But what exactly is it? Is it a new kind of liberalism, or something else? With Clinton left to contemplate his legacy, with Moynihan retiring, with the Democratic Party mostly in the hands of DLC-style centrists, what comes next? For his part, Packer ends his book on an enigmatic, not entirely hopeful note. He returns to Birmingham, where he finds some of the crossracial social improvement of his grandfather's aspirations not in politics, but in churches and self-help groups. Surely he isn't taking the path of some ex-leftists, such as Marvin Olasky, a professional ex-communist who now advocates "compassionate conservatism" through evangelical Christianity. But is Packer declaring the liberal ideal of politics dead, embracing culture as the only salvation? Is this the ultimate liberal reaction, the evasion of politics altogether?
I hope not, because he could have walked down the street to the offices of Greater Birmingham Ministries or Alabama Arise! and found a passionate group of whites and blacks fighting to change the state's archaic transportation policies, tracking campaign contributions to leading legislators, or helping design the state's new Democratic governor's plans to increase education funding.
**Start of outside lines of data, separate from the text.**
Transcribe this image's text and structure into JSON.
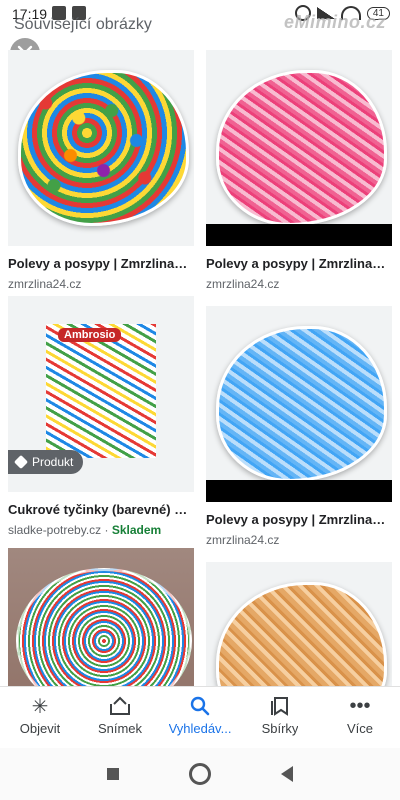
{
  "status_bar": {
    "time": "17:19",
    "battery": "41"
  },
  "watermark": "eMimino.cz",
  "section_title": "Související obrázky",
  "results": [
    {
      "title": "Polevy a posypy | Zmrzlina24....",
      "source": "zmrzlina24.cz"
    },
    {
      "title": "Polevy a posypy | Zmrzlina24....",
      "source": "zmrzlina24.cz"
    },
    {
      "title": "Cukrové tyčinky (barevné) 1 k...",
      "source": "sladke-potreby.cz",
      "separator": " · ",
      "stock": "Skladem",
      "badge": "Produkt",
      "brand": "Ambrosio"
    },
    {
      "title": "Polevy a posypy | Zmrzlina24....",
      "source": "zmrzlina24.cz"
    },
    {
      "title": "",
      "source": ""
    },
    {
      "title": "",
      "source": ""
    }
  ],
  "bottom_nav": [
    {
      "label": "Objevit",
      "icon": "asterisk-icon"
    },
    {
      "label": "Snímek",
      "icon": "snapshot-icon"
    },
    {
      "label": "Vyhledáv...",
      "icon": "search-icon"
    },
    {
      "label": "Sbírky",
      "icon": "collections-icon"
    },
    {
      "label": "Více",
      "icon": "more-icon"
    }
  ],
  "colors": {
    "accent": "#1a73e8",
    "stock": "#188038",
    "badge": "#5f6368"
  }
}
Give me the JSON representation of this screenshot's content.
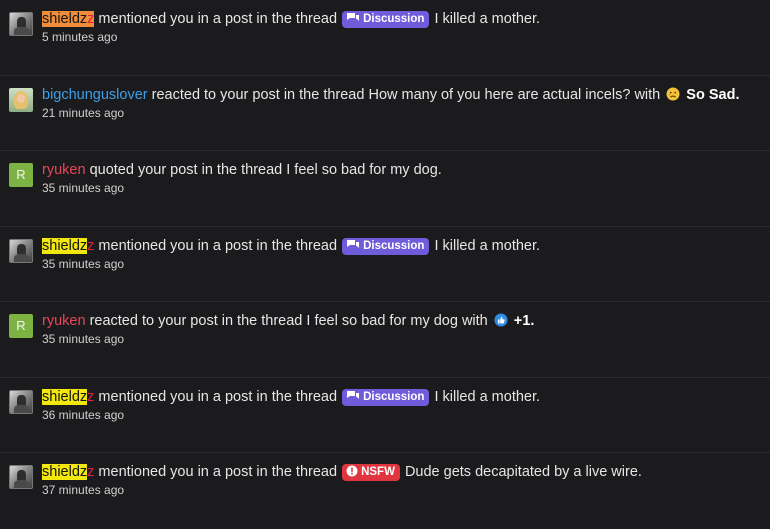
{
  "notifications": [
    {
      "avatar": "photo",
      "user_parts": [
        "shieldz",
        "z"
      ],
      "user_style": "highlight-orange",
      "text": "mentioned you in a post in the thread",
      "prefix": {
        "label": "Discussion",
        "type": "discussion",
        "icon": "chat-bubbles-icon"
      },
      "thread": "I killed a mother.",
      "time": "5 minutes ago"
    },
    {
      "avatar": "photo-blonde",
      "user": "bigchunguslover",
      "user_color": "#3f9ee8",
      "text": "reacted to your post in the thread How many of you here are actual incels? with",
      "reaction": {
        "icon": "sad-face-icon",
        "label": "So Sad."
      },
      "time": "21 minutes ago"
    },
    {
      "avatar": "letter",
      "avatar_letter": "R",
      "user": "ryuken",
      "user_color": "#e8455a",
      "text": "quoted your post in the thread I feel so bad for my dog.",
      "time": "35 minutes ago"
    },
    {
      "avatar": "photo",
      "user_parts": [
        "shieldz",
        "z"
      ],
      "user_style": "highlight-yellow",
      "text": "mentioned you in a post in the thread",
      "prefix": {
        "label": "Discussion",
        "type": "discussion",
        "icon": "chat-bubbles-icon"
      },
      "thread": "I killed a mother.",
      "time": "35 minutes ago"
    },
    {
      "avatar": "letter",
      "avatar_letter": "R",
      "user": "ryuken",
      "user_color": "#e8455a",
      "text": "reacted to your post in the thread I feel so bad for my dog with",
      "reaction": {
        "icon": "thumbs-up-icon",
        "label": "+1."
      },
      "time": "35 minutes ago"
    },
    {
      "avatar": "photo",
      "user_parts": [
        "shieldz",
        "z"
      ],
      "user_style": "highlight-yellow",
      "text": "mentioned you in a post in the thread",
      "prefix": {
        "label": "Discussion",
        "type": "discussion",
        "icon": "chat-bubbles-icon"
      },
      "thread": "I killed a mother.",
      "time": "36 minutes ago"
    },
    {
      "avatar": "photo",
      "user_parts": [
        "shieldz",
        "z"
      ],
      "user_style": "highlight-yellow",
      "text": "mentioned you in a post in the thread",
      "prefix": {
        "label": "NSFW",
        "type": "nsfw",
        "icon": "alert-icon"
      },
      "thread": "Dude gets decapitated by a live wire.",
      "time": "37 minutes ago"
    }
  ],
  "colors": {
    "background": "#1b1b1d",
    "discussion_badge": "#6e5cda",
    "nsfw_badge": "#e0353e",
    "username_highlight_yellow": "#f3e80d",
    "username_highlight_orange": "#f18c3a"
  }
}
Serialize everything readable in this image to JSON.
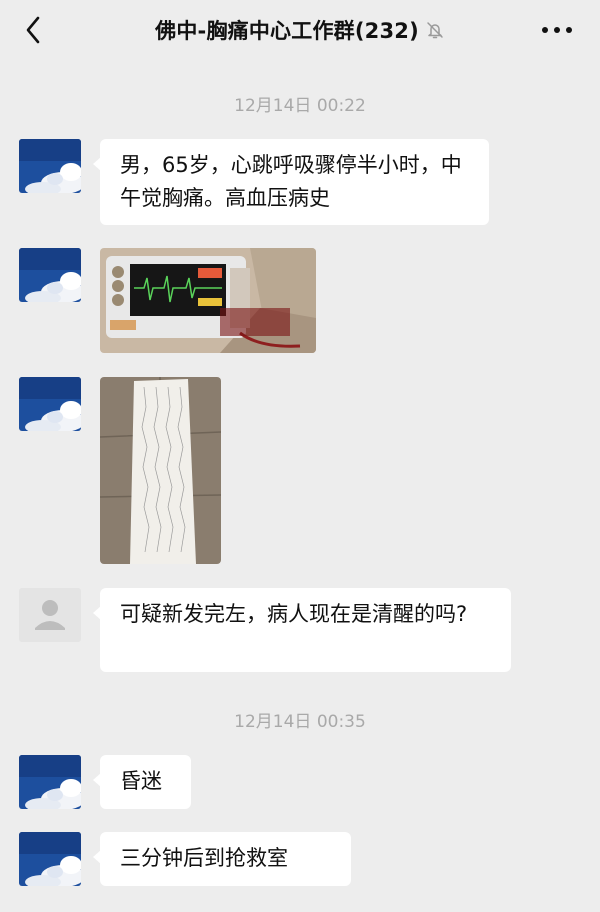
{
  "header": {
    "title": "佛中-胸痛中心工作群(232)",
    "back_icon": "chevron-left-icon",
    "mute_icon": "bell-off-icon",
    "more_icon": "more-dots-icon"
  },
  "messages": [
    {
      "type": "time",
      "text": "12月14日 00:22"
    },
    {
      "type": "text",
      "sender_avatar": "sky-avatar",
      "text": "男，65岁，心跳呼吸骤停半小时，中午觉胸痛。高血压病史"
    },
    {
      "type": "image",
      "sender_avatar": "sky-avatar",
      "image": "monitor-photo"
    },
    {
      "type": "image",
      "sender_avatar": "sky-avatar",
      "image": "ecg-strip-photo"
    },
    {
      "type": "text",
      "sender_avatar": "default-user-avatar",
      "text": "可疑新发完左，病人现在是清醒的吗?"
    },
    {
      "type": "time",
      "text": "12月14日 00:35"
    },
    {
      "type": "text",
      "sender_avatar": "sky-avatar",
      "text": "昏迷"
    },
    {
      "type": "text",
      "sender_avatar": "sky-avatar",
      "text": "三分钟后到抢救室"
    }
  ],
  "colors": {
    "background": "#ededed",
    "bubble": "#ffffff",
    "timestamp": "#a9a9a9"
  }
}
The same is true in other states--a vibrant, real, progressive politics is emerging, grounded not in the certainties of social science or in the reaction to it, but in communities shaping responses to their own problems. The torments chronicled by Packer and Hodgson are now in the past. Liberalism has shed much of its burden. It will never stand as arrogantly. It will never again be the "sole intellectual tradition," and never should be. But with these lessons learned, liberals can stand in the game, neither as confident nor as agonized in the current century as they were in the last. ¤